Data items

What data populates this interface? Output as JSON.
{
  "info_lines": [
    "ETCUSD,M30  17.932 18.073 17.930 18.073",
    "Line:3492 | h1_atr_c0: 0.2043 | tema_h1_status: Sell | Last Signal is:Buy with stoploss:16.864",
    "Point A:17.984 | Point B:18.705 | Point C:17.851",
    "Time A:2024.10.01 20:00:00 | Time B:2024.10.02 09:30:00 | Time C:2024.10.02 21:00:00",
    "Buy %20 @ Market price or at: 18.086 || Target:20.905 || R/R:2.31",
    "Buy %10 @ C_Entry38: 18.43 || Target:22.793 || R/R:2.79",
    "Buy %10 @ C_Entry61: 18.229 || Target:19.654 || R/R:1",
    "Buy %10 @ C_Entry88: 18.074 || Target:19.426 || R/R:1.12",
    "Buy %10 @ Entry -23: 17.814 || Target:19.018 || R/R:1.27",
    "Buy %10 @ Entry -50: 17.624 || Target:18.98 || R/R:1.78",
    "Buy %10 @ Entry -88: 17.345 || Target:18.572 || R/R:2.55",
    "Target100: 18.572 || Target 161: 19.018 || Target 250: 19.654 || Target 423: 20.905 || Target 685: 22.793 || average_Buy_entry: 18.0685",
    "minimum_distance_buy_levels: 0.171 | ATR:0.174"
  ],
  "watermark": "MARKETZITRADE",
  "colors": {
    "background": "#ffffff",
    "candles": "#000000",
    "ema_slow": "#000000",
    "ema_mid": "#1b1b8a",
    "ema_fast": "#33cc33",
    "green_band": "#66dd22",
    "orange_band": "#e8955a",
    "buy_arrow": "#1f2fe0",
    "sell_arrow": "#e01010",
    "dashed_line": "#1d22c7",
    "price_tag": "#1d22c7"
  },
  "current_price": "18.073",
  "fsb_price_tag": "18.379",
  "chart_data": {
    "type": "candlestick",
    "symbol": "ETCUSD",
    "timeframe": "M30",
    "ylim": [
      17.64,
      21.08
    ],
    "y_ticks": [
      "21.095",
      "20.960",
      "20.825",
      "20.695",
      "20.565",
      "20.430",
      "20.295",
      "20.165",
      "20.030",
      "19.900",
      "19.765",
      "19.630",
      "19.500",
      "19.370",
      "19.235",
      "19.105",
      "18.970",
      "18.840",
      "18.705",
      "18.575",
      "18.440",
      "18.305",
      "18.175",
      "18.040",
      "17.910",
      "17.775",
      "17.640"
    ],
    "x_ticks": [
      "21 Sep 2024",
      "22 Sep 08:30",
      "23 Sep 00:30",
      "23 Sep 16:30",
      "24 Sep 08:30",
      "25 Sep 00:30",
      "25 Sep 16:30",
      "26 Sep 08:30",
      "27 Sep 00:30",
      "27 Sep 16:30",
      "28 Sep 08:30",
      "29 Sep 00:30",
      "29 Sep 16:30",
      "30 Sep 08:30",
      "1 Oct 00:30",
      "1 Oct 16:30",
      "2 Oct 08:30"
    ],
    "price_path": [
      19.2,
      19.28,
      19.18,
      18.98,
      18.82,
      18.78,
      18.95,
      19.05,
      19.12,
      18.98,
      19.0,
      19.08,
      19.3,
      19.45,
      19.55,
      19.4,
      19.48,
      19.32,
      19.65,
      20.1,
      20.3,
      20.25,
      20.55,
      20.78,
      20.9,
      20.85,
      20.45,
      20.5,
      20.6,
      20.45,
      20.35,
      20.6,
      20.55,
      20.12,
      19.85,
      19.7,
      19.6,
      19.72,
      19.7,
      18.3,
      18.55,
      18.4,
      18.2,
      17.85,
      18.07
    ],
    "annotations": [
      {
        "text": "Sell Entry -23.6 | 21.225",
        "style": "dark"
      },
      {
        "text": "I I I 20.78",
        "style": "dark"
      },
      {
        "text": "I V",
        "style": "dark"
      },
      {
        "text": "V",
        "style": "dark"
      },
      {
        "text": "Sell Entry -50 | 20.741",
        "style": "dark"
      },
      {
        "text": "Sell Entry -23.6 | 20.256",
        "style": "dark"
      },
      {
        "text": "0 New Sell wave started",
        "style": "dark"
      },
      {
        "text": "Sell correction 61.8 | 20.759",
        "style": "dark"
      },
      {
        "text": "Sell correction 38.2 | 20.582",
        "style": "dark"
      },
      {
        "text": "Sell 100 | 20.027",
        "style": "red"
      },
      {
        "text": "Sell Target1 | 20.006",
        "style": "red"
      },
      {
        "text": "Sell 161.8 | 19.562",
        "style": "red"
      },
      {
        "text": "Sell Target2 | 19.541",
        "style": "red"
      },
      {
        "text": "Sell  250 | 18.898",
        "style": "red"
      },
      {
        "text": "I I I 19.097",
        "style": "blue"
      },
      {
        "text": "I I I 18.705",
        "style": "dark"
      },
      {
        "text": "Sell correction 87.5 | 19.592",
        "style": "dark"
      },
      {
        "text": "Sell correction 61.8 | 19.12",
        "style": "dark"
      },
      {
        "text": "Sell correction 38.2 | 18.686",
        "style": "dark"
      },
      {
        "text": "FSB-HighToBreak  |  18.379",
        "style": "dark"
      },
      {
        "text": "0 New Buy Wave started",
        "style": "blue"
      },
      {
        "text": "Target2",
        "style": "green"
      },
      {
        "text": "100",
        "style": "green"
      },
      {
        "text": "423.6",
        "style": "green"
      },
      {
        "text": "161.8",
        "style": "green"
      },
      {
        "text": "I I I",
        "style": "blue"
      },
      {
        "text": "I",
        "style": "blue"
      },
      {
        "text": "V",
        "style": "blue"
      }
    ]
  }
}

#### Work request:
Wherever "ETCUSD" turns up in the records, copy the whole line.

#### Result:
    "ETCUSD,M30  17.932 18.073 17.930 18.073",
    "symbol": "ETCUSD",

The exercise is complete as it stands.